Bacon-Wrapped Goat Cheese Stuffed Dates

15 slices of bacon, cut in half crosswise (don’t use thick cut bacon for this) For the kind I bought, it was the full pound.

30 pitted dates

8 oz log of goat cheese

You should be able to buy your dates pitted, if not, you will have to cut a slit down the side and remove the pit yourself. This recipe assumes you have the pre-pitted dates.

Take your date and find the hole in top/slit down the side where the pit was removed. Carefully open the date.

 

Fill the date with goat cheese. I tried a make-shift pastry bag with a ziplock bag, but that didn’t really work. I also tried using a spoon, but that ended up being more messy than I wanted to deal with. Ultimately, I just used my fingers. The goat cheese is pretty crumbly anyway so it worked perfectly.

Put the date back together and wrap it in half a piece of bacon.

 

Place seam-side down on a parchment lined baking sheet. You could also stick a toothpick in it to hold it together, but I didn’t think it was necessary.

Bake at 425 degrees for 20 minutes, then turn on the broiler for another 3-5 minutes, until the bacon is nice and crispy.

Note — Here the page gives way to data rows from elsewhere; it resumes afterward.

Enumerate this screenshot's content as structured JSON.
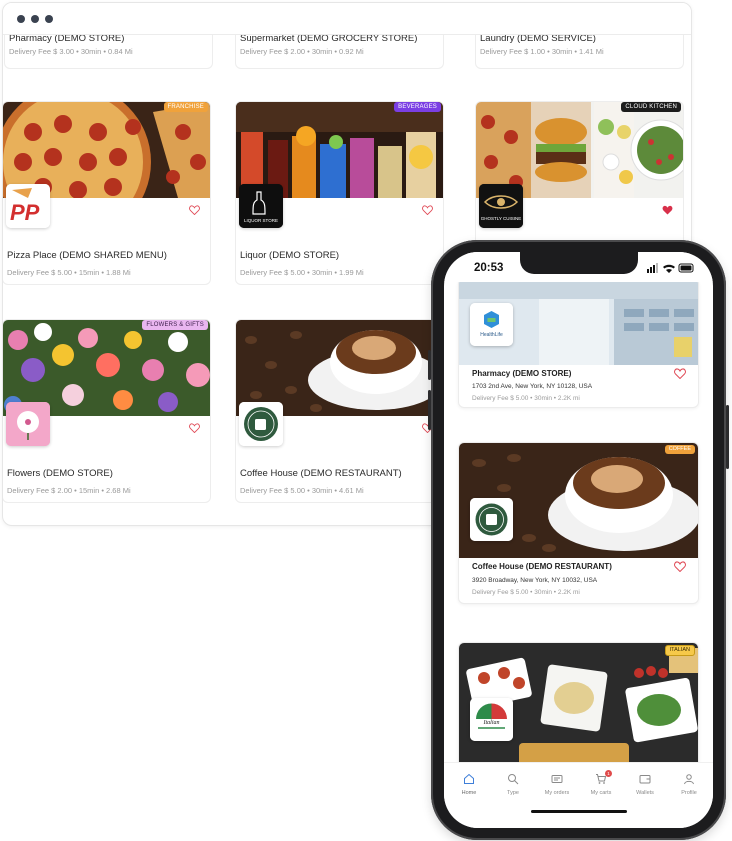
{
  "browser": {
    "top_row": [
      {
        "title": "Pharmacy (DEMO STORE)",
        "meta": "Delivery Fee  $ 3.00 • 30min • 0.84 Mi"
      },
      {
        "title": "Supermarket (DEMO GROCERY STORE)",
        "meta": "Delivery Fee  $ 2.00 • 30min • 0.92 Mi"
      },
      {
        "title": "Laundry (DEMO SERVICE)",
        "meta": "Delivery Fee  $ 1.00 • 30min • 1.41 Mi"
      }
    ],
    "cards": [
      {
        "title": "Pizza Place (DEMO SHARED MENU)",
        "meta": "Delivery Fee  $ 5.00 • 15min • 1.88 Mi",
        "badge": "Franchise",
        "badge_color": "#f0a23b",
        "logo": "PP",
        "favorited": false
      },
      {
        "title": "Liquor (DEMO STORE)",
        "meta": "Delivery Fee  $ 5.00 • 30min • 1.99 Mi",
        "badge": "Beverages",
        "badge_color": "#7b3fe4",
        "logo": "LIQUOR STORE",
        "favorited": false
      },
      {
        "title": "",
        "meta": "",
        "badge": "Cloud Kitchen",
        "badge_color": "#1c1c1c",
        "logo": "GHOSTLY CUISINE",
        "favorited": true
      },
      {
        "title": "Flowers (DEMO STORE)",
        "meta": "Delivery Fee  $ 2.00 • 15min • 2.68 Mi",
        "badge": "Flowers & Gifts",
        "badge_color": "#e9b6f0",
        "logo": "flower-icon",
        "favorited": false
      },
      {
        "title": "Coffee House (DEMO RESTAURANT)",
        "meta": "Delivery Fee  $ 5.00 • 30min • 4.61 Mi",
        "badge": "",
        "badge_color": "#f0a23b",
        "logo": "coffee-icon",
        "favorited": false
      }
    ]
  },
  "phone": {
    "status_time": "20:53",
    "cards": [
      {
        "title": "Pharmacy (DEMO STORE)",
        "address": "1703 2nd Ave, New York, NY 10128, USA",
        "meta": "Delivery Fee $ 5.00 • 30min • 2.2K mi",
        "badge": "",
        "logo": "HealthLife"
      },
      {
        "title": "Coffee House (DEMO RESTAURANT)",
        "address": "3920 Broadway, New York, NY 10032, USA",
        "meta": "Delivery Fee $ 5.00 • 30min • 2.2K mi",
        "badge": "Coffee",
        "badge_color": "#f0a23b",
        "logo": "coffee-icon"
      },
      {
        "title": "",
        "address": "",
        "meta": "",
        "badge": "Italian",
        "badge_color": "#f6c94a",
        "logo": "Italian"
      }
    ],
    "tabs": [
      {
        "label": "Home",
        "icon": "home-icon"
      },
      {
        "label": "Type",
        "icon": "search-icon"
      },
      {
        "label": "My orders",
        "icon": "orders-icon"
      },
      {
        "label": "My carts",
        "icon": "cart-icon",
        "badge": "1"
      },
      {
        "label": "Wallets",
        "icon": "wallet-icon"
      },
      {
        "label": "Profile",
        "icon": "profile-icon"
      }
    ]
  },
  "colors": {
    "heart": "#e04b57",
    "heart_filled": "#d8304a",
    "accent_orange": "#f0a23b"
  }
}
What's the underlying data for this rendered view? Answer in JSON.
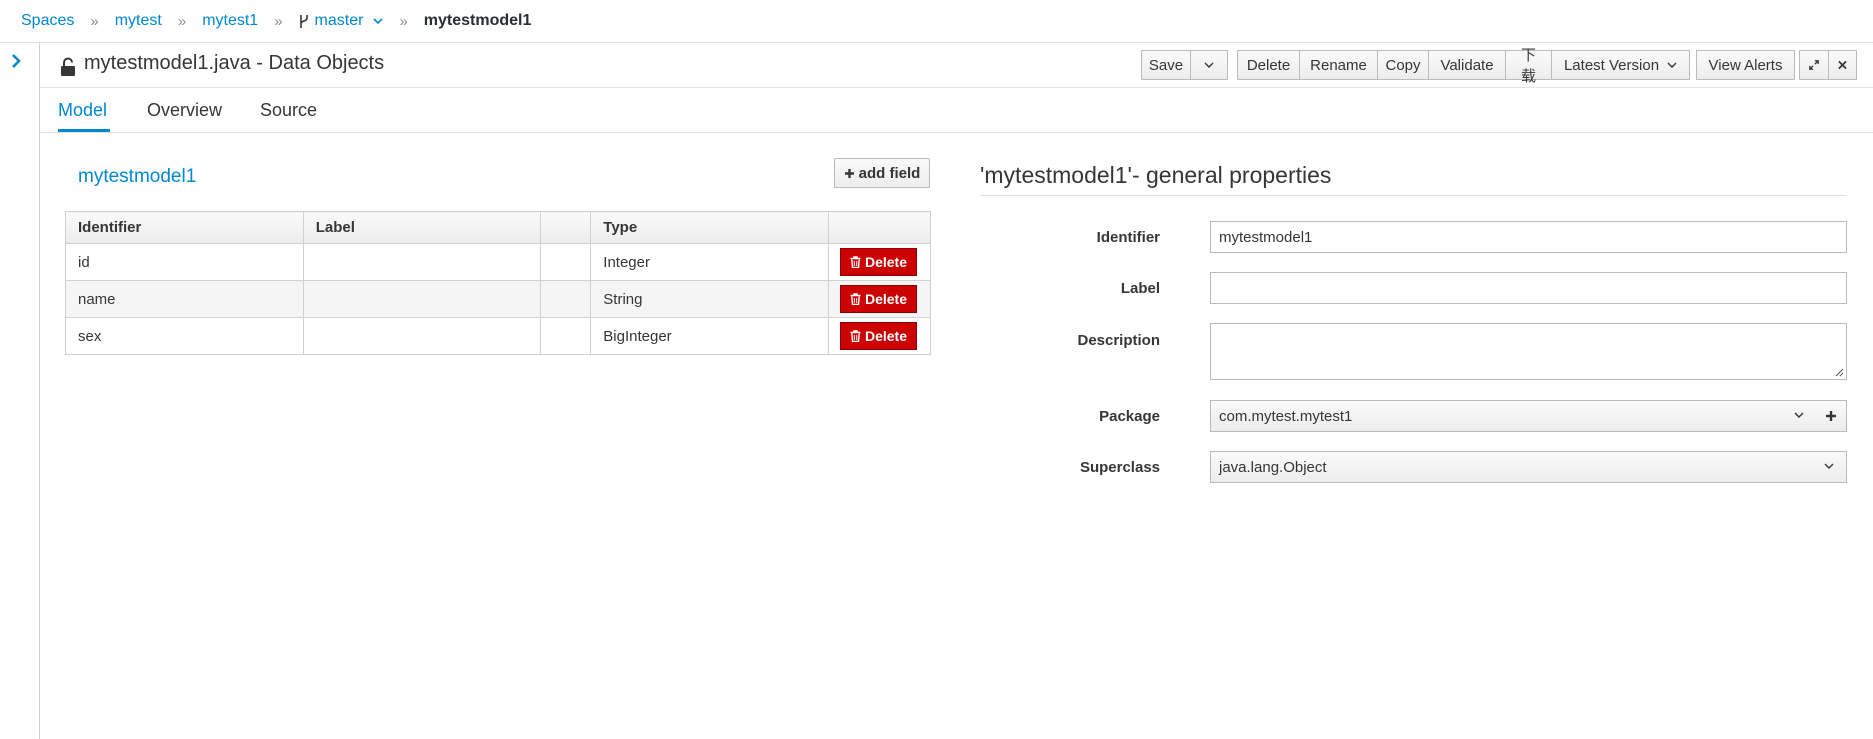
{
  "breadcrumb": {
    "items": [
      "Spaces",
      "mytest",
      "mytest1"
    ],
    "branch": "master",
    "current": "mytestmodel1"
  },
  "header": {
    "title": "mytestmodel1.java - Data Objects",
    "toolbar": {
      "save": "Save",
      "delete": "Delete",
      "rename": "Rename",
      "copy": "Copy",
      "validate": "Validate",
      "download": "下载",
      "latest_version": "Latest Version",
      "view_alerts": "View Alerts"
    }
  },
  "tabs": [
    "Model",
    "Overview",
    "Source"
  ],
  "model": {
    "name": "mytestmodel1",
    "add_field": "add field",
    "columns": [
      "Identifier",
      "Label",
      "",
      "Type",
      ""
    ],
    "delete_label": "Delete",
    "rows": [
      {
        "identifier": "id",
        "label": "",
        "type": "Integer"
      },
      {
        "identifier": "name",
        "label": "",
        "type": "String"
      },
      {
        "identifier": "sex",
        "label": "",
        "type": "BigInteger"
      }
    ]
  },
  "properties": {
    "title": "'mytestmodel1'- general properties",
    "identifier_label": "Identifier",
    "identifier_value": "mytestmodel1",
    "label_label": "Label",
    "label_value": "",
    "description_label": "Description",
    "description_value": "",
    "package_label": "Package",
    "package_value": "com.mytest.mytest1",
    "superclass_label": "Superclass",
    "superclass_value": "java.lang.Object"
  },
  "colors": {
    "link": "#0088ce",
    "danger": "#cc0000"
  }
}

Serve hot.

 

I made 30 of these beauties for 5 people and they were gone in a heartbeat!

Shortbread (Scotland)

Believe it or not, this was my first time making shortbread cookies. I’ve made shortbread-like crusts before, but for some reason I’ve never made the actual cookies. I figured it would be really simple. Basic shortbread is made of a whopping three ingredients: 1 part sugar, 2 parts butter, 3 parts flour. You can make additions and adjustments from. How easy is that, right?

My first time making this delectable, buttery cookie absolutely did not go as planned. In fact, it went the opposite. And I was lured into a false sense of security while I was at it. I thought it was going well until the end product came out of the oven in a big ol’ mess. I mean, it still tasted good, but visually? Not so much…

I think I may have put a little too much butter in the dough because the shortbread spread out a lot. I also think I rolled it out a bit too thin. I should have left them on the thicker side so they would have been a bit more biscuit like. As I said, they still tasted good, but they just didn’t come out the way I’d visioned.

Now, a little history:

Shortbread originated in Scotland back in the Medieval times, but the first printed copy of a recipe wasn’t until the early 1700s. It began as more of bread that was twice-baked and coated in sugar and spices until it was hardened into a sweetened biscuit. Eventually, the yeast in the bread was replaced with butter and became closer to what we know it as today. Shortbread was expensive at the time so it was considered a luxury and saved for special occasions such as Christmas and Hogmanay (Scottish New Year’s Eve celebration). Now a days you can get shortbread year-round and all over the world, but it is still very much associated with the holidays.

Even though my didn’t turn out visually like I wanted, I will still share my recipe. I really do think I added too much butter, so I removed the extra half a stick I added at the end, so hopefully that will help. I also made everything in a bowl with a pastry cutter, but I wonder if using a mixer would have been better to incorporate everything a bit more.

Shortbread

½ cup sugar

1 cup butter, cut into pieces

2 cups flour

a splash of vanilla extract

green and red sprinkles

In a bowl, mix together your sugar and flour. Add your butter and vanilla and cut the butter into the flour-sugar mix until it looks like coarse crumbs. Using a stand mixer may make this easier and better combined. I will try that next time.

Dump the dough out onto a surface, add your sprinkles, and begin kneading the dough together. This takes some patience and is a great arm workout.

Once everything is together and formed into a disk, wrap in plastic wrap and refrigerate for about 30 minutes.

Roll out the disk into a larger piece. I made mine about ½ an inch and I really think I that ended up being way too thin. Aim closer to about an inch thick.

Cut into the shapes you want (small bite-sized squares, longer rectangles, circles, whatever) and put on a parchment lined baking sheet.

Bake at 325 for about 20 minutes.

Hopefully the minor adjustments I made to the recipe will help the end result, but even if it doesn’t, it still tastes great! Just don’t enter it into a cookie beauty contest!